The rotational movement to generate the frictional heat in the welding process is realized via a direct drive by means of a frequency-controlled built-in motor on the spindle shaft. Thanks to the servo-electric built-in motor, the spindle can be brought to a stop immediately and at an exact angle of rotation. This results in an angular positioning accuracy of theoretically at least 0.1° – depending on the mass to be decelerated.
Christian Mann: “Thanks to regenerative braking of the spindle, energy can also be recovered and fed into the grid. This allows the voltage peaks that occur during friction welding to be flattened, and overall energy consumption is reduced.”
Thanks to the compact design, the friction welding machines not only require little floor space, but they also have an advantage in terms of concentricity: because only small, lightweight parts have to be moved in a small space, there is no imbalance. A glass scale (absolute encoder) also ensures the exact length position during friction welding.
Individual configuration is standard
Raiser realizes different types of machines with an upsetting force between 1 and 2,000 kN. The experts can implement vertical and horizontal friction welding machines with flat bed or inclined bed, with or without enclosure. If you want to machine a component such as a cardan shaft from two sides at the same time and halve the cycle time, you can get a double-head machine instead of a single-head version with one spindle. Raiser offers the friction welding machines in various configuration levels: The machine concept allows the user to choose between a stand-alone machine with manual loading, a closed production cell with various automation solutions or a system that is fully integrated into the fully automated workflow.

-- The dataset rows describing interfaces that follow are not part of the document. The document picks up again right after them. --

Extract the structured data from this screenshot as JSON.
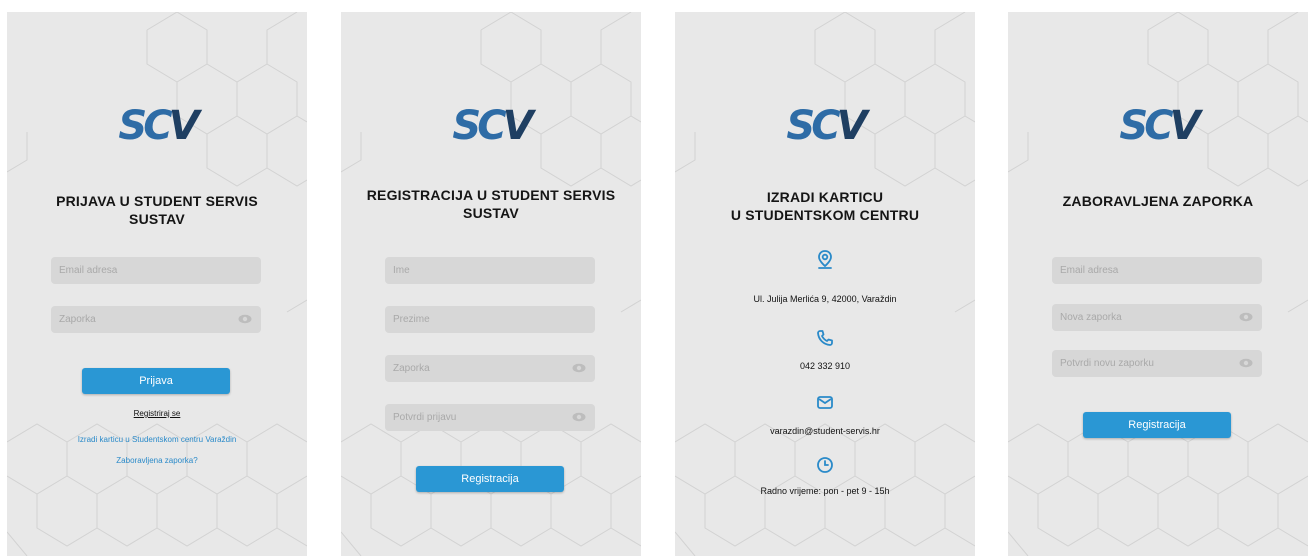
{
  "logo": {
    "s": "S",
    "c": "C",
    "v": "V"
  },
  "login": {
    "title": "PRIJAVA U STUDENT SERVIS SUSTAV",
    "email_placeholder": "Email adresa",
    "password_placeholder": "Zaporka",
    "submit_label": "Prijava",
    "register_link": "Registriraj se",
    "card_link": "Izradi karticu u Studentskom centru Varaždin",
    "forgot_link": "Zaboravljena zaporka?"
  },
  "register": {
    "title": "REGISTRACIJA U STUDENT SERVIS SUSTAV",
    "first_name_placeholder": "Ime",
    "last_name_placeholder": "Prezime",
    "password_placeholder": "Zaporka",
    "confirm_placeholder": "Potvrdi prijavu",
    "submit_label": "Registracija"
  },
  "card": {
    "title_line1": "IZRADI KARTICU",
    "title_line2": "U STUDENTSKOM CENTRU",
    "address": "Ul. Julija Merlića 9, 42000, Varaždin",
    "phone": "042 332 910",
    "email": "varazdin@student-servis.hr",
    "hours": "Radno vrijeme: pon - pet 9 - 15h",
    "icons": [
      "location-icon",
      "phone-icon",
      "mail-icon",
      "clock-icon"
    ]
  },
  "forgot": {
    "title": "ZABORAVLJENA ZAPORKA",
    "email_placeholder": "Email adresa",
    "new_password_placeholder": "Nova zaporka",
    "confirm_password_placeholder": "Potvrdi novu zaporku",
    "submit_label": "Registracija"
  },
  "colors": {
    "accent": "#2a97d4",
    "logo_light": "#2e6ca6",
    "logo_dark": "#1f3f62",
    "background": "#e8e8e8"
  }
}
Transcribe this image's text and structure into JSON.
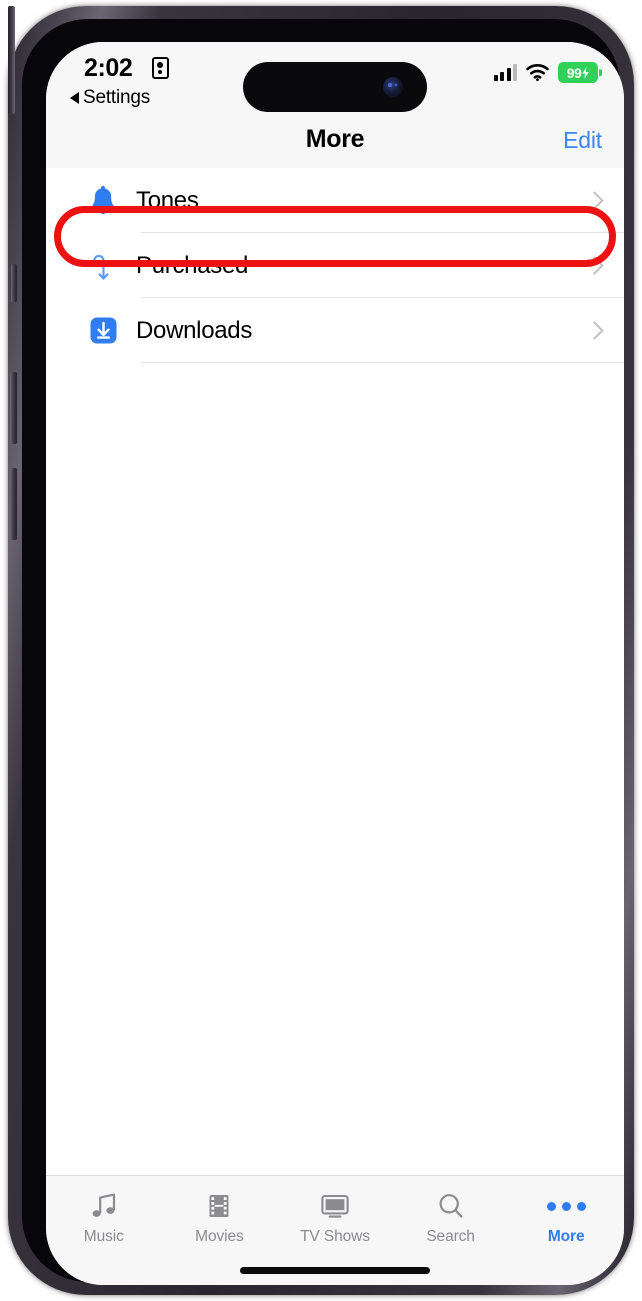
{
  "status_bar": {
    "time": "2:02",
    "lock_icon": "portrait-orientation-lock-icon",
    "back_link": "Settings",
    "back_icon": "back-triangle-icon",
    "cellular_icon": "cellular-signal-icon",
    "wifi_icon": "wifi-icon",
    "battery_level": "99",
    "battery_icon": "battery-charging-icon",
    "battery_color": "#30d158"
  },
  "nav_bar": {
    "title": "More",
    "edit_label": "Edit",
    "edit_color": "#3b86f0"
  },
  "list": {
    "rows": [
      {
        "label": "Tones",
        "icon": "bell-icon",
        "chevron": "chevron-right-icon"
      },
      {
        "label": "Purchased",
        "icon": "purchased-tag-icon",
        "chevron": "chevron-right-icon"
      },
      {
        "label": "Downloads",
        "icon": "download-square-icon",
        "chevron": "chevron-right-icon"
      }
    ]
  },
  "annotation": {
    "target": "Tones",
    "color": "#ee1111",
    "shape": "rounded-rectangle-outline"
  },
  "tab_bar": {
    "tabs": [
      {
        "label": "Music",
        "icon": "music-note-icon",
        "active": false
      },
      {
        "label": "Movies",
        "icon": "film-strip-icon",
        "active": false
      },
      {
        "label": "TV Shows",
        "icon": "tv-icon",
        "active": false
      },
      {
        "label": "Search",
        "icon": "search-icon",
        "active": false
      },
      {
        "label": "More",
        "icon": "ellipsis-icon",
        "active": true
      }
    ],
    "active_color": "#2f7df0",
    "inactive_color": "#8b8b90"
  }
}
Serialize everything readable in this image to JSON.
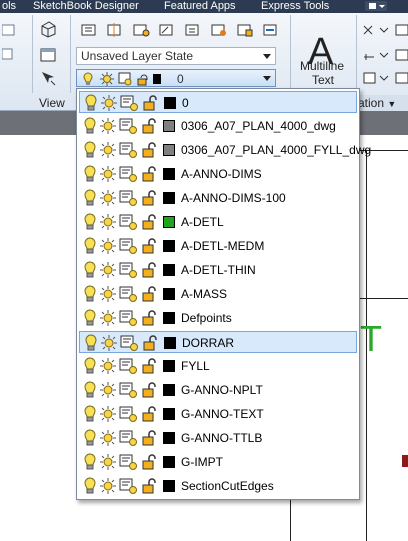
{
  "menu": {
    "items": [
      "ols",
      "SketchBook Designer",
      "Featured Apps",
      "Express Tools"
    ]
  },
  "ribbon": {
    "layer_state_combo": "Unsaved Layer State",
    "layer_combo_value": "0",
    "view_panel_label": "View",
    "multiline_text_line1": "Multiline",
    "multiline_text_line2": "Text",
    "annotation_label_fragment": "ation",
    "big_letter": "A"
  },
  "canvas": {
    "green_glyph": "T"
  },
  "layers": [
    {
      "name": "0",
      "color": "#000000",
      "selected": true
    },
    {
      "name": "0306_A07_PLAN_4000_dwg",
      "color": "#808080"
    },
    {
      "name": "0306_A07_PLAN_4000_FYLL_dwg",
      "color": "#808080"
    },
    {
      "name": "A-ANNO-DIMS",
      "color": "#000000"
    },
    {
      "name": "A-ANNO-DIMS-100",
      "color": "#000000"
    },
    {
      "name": "A-DETL",
      "color": "#1ea51e"
    },
    {
      "name": "A-DETL-MEDM",
      "color": "#000000"
    },
    {
      "name": "A-DETL-THIN",
      "color": "#000000"
    },
    {
      "name": "A-MASS",
      "color": "#000000"
    },
    {
      "name": "Defpoints",
      "color": "#000000"
    },
    {
      "name": "DORRAR",
      "color": "#000000",
      "hover": true
    },
    {
      "name": "FYLL",
      "color": "#000000"
    },
    {
      "name": "G-ANNO-NPLT",
      "color": "#000000"
    },
    {
      "name": "G-ANNO-TEXT",
      "color": "#000000"
    },
    {
      "name": "G-ANNO-TTLB",
      "color": "#000000"
    },
    {
      "name": "G-IMPT",
      "color": "#000000"
    },
    {
      "name": "SectionCutEdges",
      "color": "#000000"
    }
  ],
  "icons": {
    "layer_row": [
      "lightbulb-icon",
      "sun-freeze-icon",
      "viewport-freeze-icon",
      "unlock-icon"
    ]
  },
  "colors": {
    "menubar": "#2c3b52",
    "selection_fill": "#d7e9fb",
    "selection_border": "#78a7d9"
  }
}
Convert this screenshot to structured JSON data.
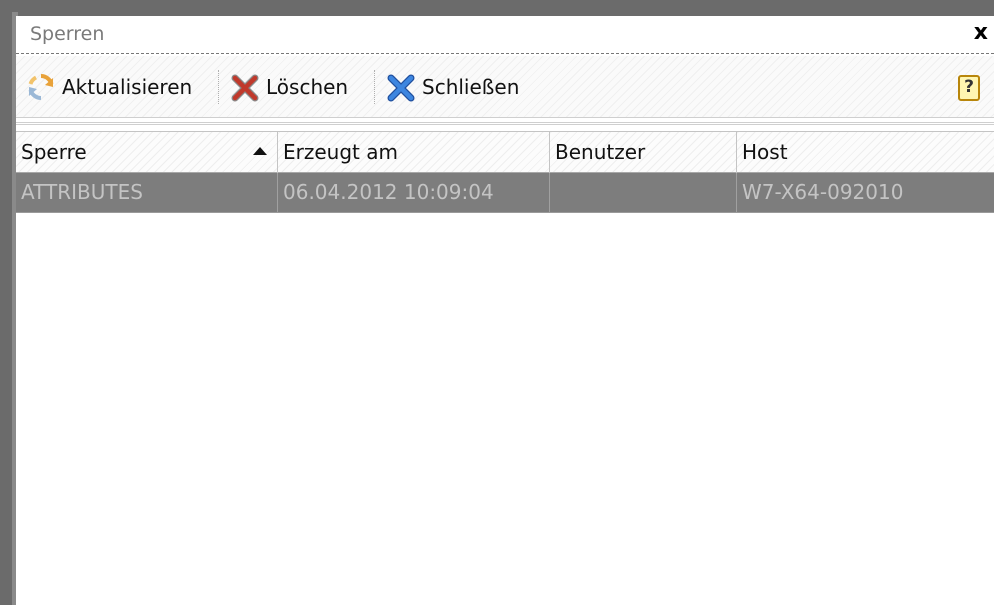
{
  "window": {
    "title": "Sperren",
    "close_glyph": "x"
  },
  "toolbar": {
    "refresh_label": "Aktualisieren",
    "refresh_icon": "refresh-icon",
    "delete_label": "Löschen",
    "delete_icon": "delete-x-icon",
    "close_label": "Schließen",
    "close_icon": "close-x-icon",
    "help_glyph": "?"
  },
  "table": {
    "columns": [
      "Sperre",
      "Erzeugt am",
      "Benutzer",
      "Host"
    ],
    "sorted_column": "Sperre",
    "sort_direction": "ascending",
    "rows": [
      {
        "sperre": "ATTRIBUTES",
        "erzeugt_am": "06.04.2012 10:09:04",
        "benutzer": "",
        "host": "W7-X64-092010",
        "selected": true
      }
    ]
  },
  "colors": {
    "border": "#6b6b6b",
    "selected_row": "#7d7d7d",
    "selected_text": "#c4c4c4",
    "delete_icon": "#c0392b",
    "close_icon": "#2e6fd1",
    "refresh_icon": "#e8a23a"
  }
}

Raiser friction welding machines are equipped with a large swiveling 21.5″ multi-touch panel as standard. With the integration of service and operating instructions, all manual functions, USB and Ethernet interfaces as well as a customer-specific selection of hard keys, a high degree of flexibility and design freedom is provided for the development of innovative operating concepts. The basic equipment also includes a Siemens control system, which brings a familiar programming and operating layout for the user. Each machine is equipped with Safety Integrated and is delivered with CE conformity.
“Furthermore, numerous additional options can be integrated into our friction welding machines: This ranges from turning and milling processes or shear modules for removing the bead as well as turrets with up to four driven tools to tool breakage control, workpiece lifters and manipulator handling for loading the machine to traceability, air system control, component interrogation and redundant measuring systems & signal processing as well as much more. We are completely open to our customers’ wishes and requirements,” adds Christian Mann.
Adjusted workpiece clamping included
Very complex and sometimes sensitive components often have to be clamped on the stator side. For this reason, Raiser can also provide users with the development and design of a component-matched workpiece clamping system on request. This ensures that the components are not damaged in any way during the process and that productivity is safeguarded. A wide variety of complex and less complex devices can be mounted on the stator side as required.